Modern-Day News Industry | An extract from an article posted on 3/29/2020 by Michael Luo to the New Yorker reads as follows:
“A small club of élite publications has now found a sustainable way to support its journalism, through readers instead of advertisers. The Times and the Post, in particular, have thrived in the Trump era. So have subscription-driven startups, such as The Information, which covers the tech industry and charges three hundred and ninety-nine dollars a year. Meanwhile, many of the free-to-read outlets still dependent on ad revenue—including former darlings of the digital-media revolution, such as BuzzFeed, Vice, HuffPost, Mic, Mashable, and the titles under Vox Media—have labored to find viable business models.
Many of these companies attracted hundreds of millions of dollars in venture funding, and built sizable newsrooms.
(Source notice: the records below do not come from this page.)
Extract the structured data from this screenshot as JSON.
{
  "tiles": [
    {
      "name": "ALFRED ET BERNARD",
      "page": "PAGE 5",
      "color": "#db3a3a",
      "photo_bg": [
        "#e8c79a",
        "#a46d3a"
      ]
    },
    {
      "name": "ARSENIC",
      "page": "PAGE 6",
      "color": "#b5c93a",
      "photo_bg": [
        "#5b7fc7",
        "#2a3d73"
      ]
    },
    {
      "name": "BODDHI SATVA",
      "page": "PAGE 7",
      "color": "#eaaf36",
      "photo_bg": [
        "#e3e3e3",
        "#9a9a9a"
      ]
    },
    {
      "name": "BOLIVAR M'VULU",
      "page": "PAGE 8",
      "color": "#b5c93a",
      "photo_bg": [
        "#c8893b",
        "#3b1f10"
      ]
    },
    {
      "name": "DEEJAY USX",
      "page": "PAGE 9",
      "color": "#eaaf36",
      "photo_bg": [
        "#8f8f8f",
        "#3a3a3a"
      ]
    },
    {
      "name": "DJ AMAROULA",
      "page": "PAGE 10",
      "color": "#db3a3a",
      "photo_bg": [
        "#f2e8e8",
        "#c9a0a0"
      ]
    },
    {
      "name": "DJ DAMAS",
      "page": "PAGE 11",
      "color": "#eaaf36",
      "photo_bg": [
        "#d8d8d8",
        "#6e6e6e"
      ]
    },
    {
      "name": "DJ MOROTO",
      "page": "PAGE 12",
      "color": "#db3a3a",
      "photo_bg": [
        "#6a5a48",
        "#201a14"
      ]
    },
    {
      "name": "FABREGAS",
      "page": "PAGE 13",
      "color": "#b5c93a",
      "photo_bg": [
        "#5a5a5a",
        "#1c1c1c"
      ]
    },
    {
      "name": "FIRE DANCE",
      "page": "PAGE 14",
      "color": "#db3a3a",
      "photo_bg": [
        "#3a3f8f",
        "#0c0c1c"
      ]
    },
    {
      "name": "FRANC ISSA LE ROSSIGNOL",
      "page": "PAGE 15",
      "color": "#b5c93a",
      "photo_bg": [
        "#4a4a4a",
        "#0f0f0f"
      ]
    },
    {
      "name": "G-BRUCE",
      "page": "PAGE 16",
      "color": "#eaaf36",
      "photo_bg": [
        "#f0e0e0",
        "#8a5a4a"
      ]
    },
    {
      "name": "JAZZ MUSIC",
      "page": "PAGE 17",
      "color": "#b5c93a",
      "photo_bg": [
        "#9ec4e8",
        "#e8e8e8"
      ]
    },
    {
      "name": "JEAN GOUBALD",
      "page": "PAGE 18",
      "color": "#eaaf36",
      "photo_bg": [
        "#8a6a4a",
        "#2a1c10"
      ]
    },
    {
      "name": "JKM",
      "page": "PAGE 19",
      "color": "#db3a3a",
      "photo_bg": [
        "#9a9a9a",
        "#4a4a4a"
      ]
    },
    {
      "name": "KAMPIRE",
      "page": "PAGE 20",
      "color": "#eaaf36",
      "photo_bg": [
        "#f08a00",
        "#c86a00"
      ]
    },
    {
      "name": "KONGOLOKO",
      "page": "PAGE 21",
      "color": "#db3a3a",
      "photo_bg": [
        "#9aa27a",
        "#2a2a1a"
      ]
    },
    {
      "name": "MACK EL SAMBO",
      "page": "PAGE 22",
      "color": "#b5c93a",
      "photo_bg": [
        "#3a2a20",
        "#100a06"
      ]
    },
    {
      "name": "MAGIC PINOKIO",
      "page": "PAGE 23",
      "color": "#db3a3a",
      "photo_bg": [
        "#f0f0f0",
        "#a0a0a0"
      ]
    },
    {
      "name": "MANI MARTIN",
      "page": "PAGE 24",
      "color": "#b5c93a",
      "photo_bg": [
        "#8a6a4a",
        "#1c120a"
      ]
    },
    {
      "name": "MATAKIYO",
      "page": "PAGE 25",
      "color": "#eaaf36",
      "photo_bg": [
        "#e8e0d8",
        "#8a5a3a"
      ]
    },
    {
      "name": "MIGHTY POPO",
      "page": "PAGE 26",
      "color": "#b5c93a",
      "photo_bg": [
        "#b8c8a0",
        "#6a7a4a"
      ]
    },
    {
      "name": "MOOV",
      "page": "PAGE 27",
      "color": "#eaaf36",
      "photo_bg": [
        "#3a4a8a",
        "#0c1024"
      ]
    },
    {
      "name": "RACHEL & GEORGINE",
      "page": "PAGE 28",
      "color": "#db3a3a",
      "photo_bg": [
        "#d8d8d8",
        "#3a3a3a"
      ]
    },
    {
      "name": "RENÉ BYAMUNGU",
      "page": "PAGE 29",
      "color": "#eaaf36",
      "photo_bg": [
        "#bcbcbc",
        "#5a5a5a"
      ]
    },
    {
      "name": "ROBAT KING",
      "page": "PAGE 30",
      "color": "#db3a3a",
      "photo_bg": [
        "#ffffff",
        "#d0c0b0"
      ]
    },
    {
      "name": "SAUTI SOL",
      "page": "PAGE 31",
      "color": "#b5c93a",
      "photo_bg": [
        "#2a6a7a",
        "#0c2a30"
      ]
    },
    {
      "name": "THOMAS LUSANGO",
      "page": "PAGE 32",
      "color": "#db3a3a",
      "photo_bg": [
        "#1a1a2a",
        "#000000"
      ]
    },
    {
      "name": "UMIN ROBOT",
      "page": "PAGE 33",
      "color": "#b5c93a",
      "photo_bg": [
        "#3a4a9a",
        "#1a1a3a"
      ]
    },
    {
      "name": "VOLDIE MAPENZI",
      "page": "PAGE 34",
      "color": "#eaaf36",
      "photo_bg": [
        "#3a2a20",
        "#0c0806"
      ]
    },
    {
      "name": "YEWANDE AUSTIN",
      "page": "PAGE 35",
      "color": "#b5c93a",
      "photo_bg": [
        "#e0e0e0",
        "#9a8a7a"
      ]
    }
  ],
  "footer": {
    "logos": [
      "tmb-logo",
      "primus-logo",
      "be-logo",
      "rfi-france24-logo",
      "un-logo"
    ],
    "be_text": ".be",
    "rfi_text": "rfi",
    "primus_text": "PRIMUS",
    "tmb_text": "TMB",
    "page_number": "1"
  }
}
Even so, they’ve struggled to succeed as businesses, in part because Google and Facebook take in the bulk of the revenue derived from digital advertising. Some sites have been forced to shutter; others have slashed their staffs and scaled back their journalistic ambitions. There are free digital news sites that continue to attract outsized audiences: CNN and Fox News, for instance, each draw well over a hundred million visitors a month. But the news on these sites tends to be commodified. Velocity is the priority, not complexity and depth.”
Always watching, always listening, never alone.